Before we dismiss Alien as bad Bowie with a bad haircut, it does include one thing of note: a remastered Never Let Me Down. The original 1987 release of that album was notable mainly for not being as bad as Tonight (1984). NLMD Mk2 is far better. Producer Mario J. McNulty kept Bowie's voice and the basic drum sequence and threw out everything else. He brought in a new band and rerecorded it. The '80s excesses are removed, and it has a more stripped-down feel. "Zeroes" and "Shining Star (Makin' My Love)" especially benefit. In the latter, the curdling rap was removed and replaced with a spoken-word section by Laurie Anderson. In the booklet, an essay by McNulty provides an interesting account of the process. Whilst still not a classic, NLMD has gone from being very poor to a quite good album.


Bowie's early period (1968/69) has been anthologized in a number of box sets. The best is Conversation Piece (2019, Parlophone 0190295389291), which collates them alongside the (excellent) 2019 mix of Space Oddity. It also includes home demos and previously unreleased songs such as the folky "Jerusalem" and the early psychedelic rock of "The Reverend Raymond Brown (Attends the Garden Fête on Thatchwick Green)." This is Bowie deciding what he wants to be and honing his craft. Included are collaborations with John "Hutch" Hutchinson, who worked with Bowie in the multimedia group Feathers (and was due to duet with Bowie on "Space Oddity"; Hutchinson's wife had other priorities, the collaboration ended, and the rest is history). The book that accompanies Conversation Piece is almost worth the price by itself.

The releases will continue. The "five years" box sets have so far only reached 1988, and there will be live albums from the '90s.

Unless you are Rolling Stones drummer Charlie Watts, who was dismissive of Bowie's music after his passing, one cannot doubt the stature of Bowie in our culture, but that doesn't interest me in the slightest. Bowie's stature in my life is what matters to me. Not to denigrate Dylan, Lennon, or the Rolling Stones, but to me, Bowie is the giant. Not just because I love so much of his music—that is true of some other musicians—but because I grew up with him and have loved his music throughout my life. He was there when I started listening, and in a way he's still there. David Bowie has been a hero not just for one day but for all my days.


Lars Bo's picture

Thank you very much for this, Phil.

I can relate in many ways to your history with David Bowie. As always with the Greats, we all passionately have our favorite albums lists, and I've e.g. never regarded Outside/Earthling/Hours as a trilogy (Outside being an outlier and a "real" Bowie, to me). On the other hand, I do think of Station to Station/Low/Heroes/Lodger/Scary Monsters as a pentalogy.

Another thing on David Bowie; I recently listened to a commendable Mike Fremer AnalogPlanet Radio Show (https://www.analogplanet.com/content/analogplanet-radios-david-bowie-year-later-wfdu-hd2-radio-show-streams-now) containing several forty years old interview parts with him (Bowie ;-)).

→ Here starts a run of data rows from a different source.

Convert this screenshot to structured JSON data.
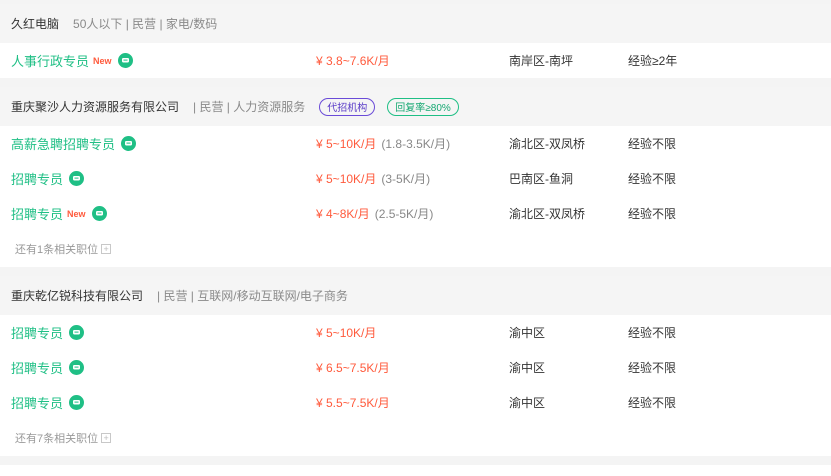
{
  "companies": [
    {
      "name": "久红电脑",
      "meta": "50人以下 | 民营 | 家电/数码",
      "tags": [],
      "jobs": [
        {
          "title": "人事行政专员",
          "new_badge": "New",
          "salary": "¥ 3.8~7.6K/月",
          "salary_detail": "",
          "location": "南岸区-南坪",
          "experience": "经验≥2年"
        }
      ],
      "more": ""
    },
    {
      "name": "重庆聚沙人力资源服务有限公司",
      "meta": "| 民营 | 人力资源服务",
      "tags": [
        "代招机构",
        "回复率≥80%"
      ],
      "jobs": [
        {
          "title": "高薪急聘招聘专员",
          "new_badge": "",
          "salary": "¥ 5~10K/月",
          "salary_detail": "(1.8-3.5K/月)",
          "location": "渝北区-双凤桥",
          "experience": "经验不限"
        },
        {
          "title": "招聘专员",
          "new_badge": "",
          "salary": "¥ 5~10K/月",
          "salary_detail": "(3-5K/月)",
          "location": "巴南区-鱼洞",
          "experience": "经验不限"
        },
        {
          "title": "招聘专员",
          "new_badge": "New",
          "salary": "¥ 4~8K/月",
          "salary_detail": "(2.5-5K/月)",
          "location": "渝北区-双凤桥",
          "experience": "经验不限"
        }
      ],
      "more": "还有1条相关职位"
    },
    {
      "name": "重庆乾亿锐科技有限公司",
      "meta": "| 民营 | 互联网/移动互联网/电子商务",
      "tags": [],
      "jobs": [
        {
          "title": "招聘专员",
          "new_badge": "",
          "salary": "¥ 5~10K/月",
          "salary_detail": "",
          "location": "渝中区",
          "experience": "经验不限"
        },
        {
          "title": "招聘专员",
          "new_badge": "",
          "salary": "¥ 6.5~7.5K/月",
          "salary_detail": "",
          "location": "渝中区",
          "experience": "经验不限"
        },
        {
          "title": "招聘专员",
          "new_badge": "",
          "salary": "¥ 5.5~7.5K/月",
          "salary_detail": "",
          "location": "渝中区",
          "experience": "经验不限"
        }
      ],
      "more": "还有7条相关职位"
    }
  ],
  "icons": {
    "chat": "chat-bubble-icon",
    "expand": "plus-square-icon"
  },
  "colors": {
    "accent_green": "#1fbf85",
    "salary_red": "#ff5a3c",
    "tag_purple": "#5a3cc8",
    "header_bg": "#f5f5f5"
  }
}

At one point, Bowie speaks of a Third Statement of music: a synergistic message, solely co-created "in play", as a product from the interrelations of the music instrumentally (First) and lyrics/song (Second). The Third Statement is holistic and "not there" in any material shape or form, and the listener as such is a co-creator. This dynamic, I find, is valid for really good audio equipment as well; the ability to intensify all the coalesced, holistic meanings of the music's parts, even more so than talents for dissecting any musical or non-musical micro bit in a sound recording.

Thanks again.

Glotz's picture

But RSD is such a drain on the LP bank balance that I had to pass up most of these releases over the last few years. I knew most would be must-haves... sigh.

And thank the digits for Qobuz... and your curation.

Earthling is massive. Kicking myself for the other Earthling material. Blackstar, Heathen and The Last Day- Love them!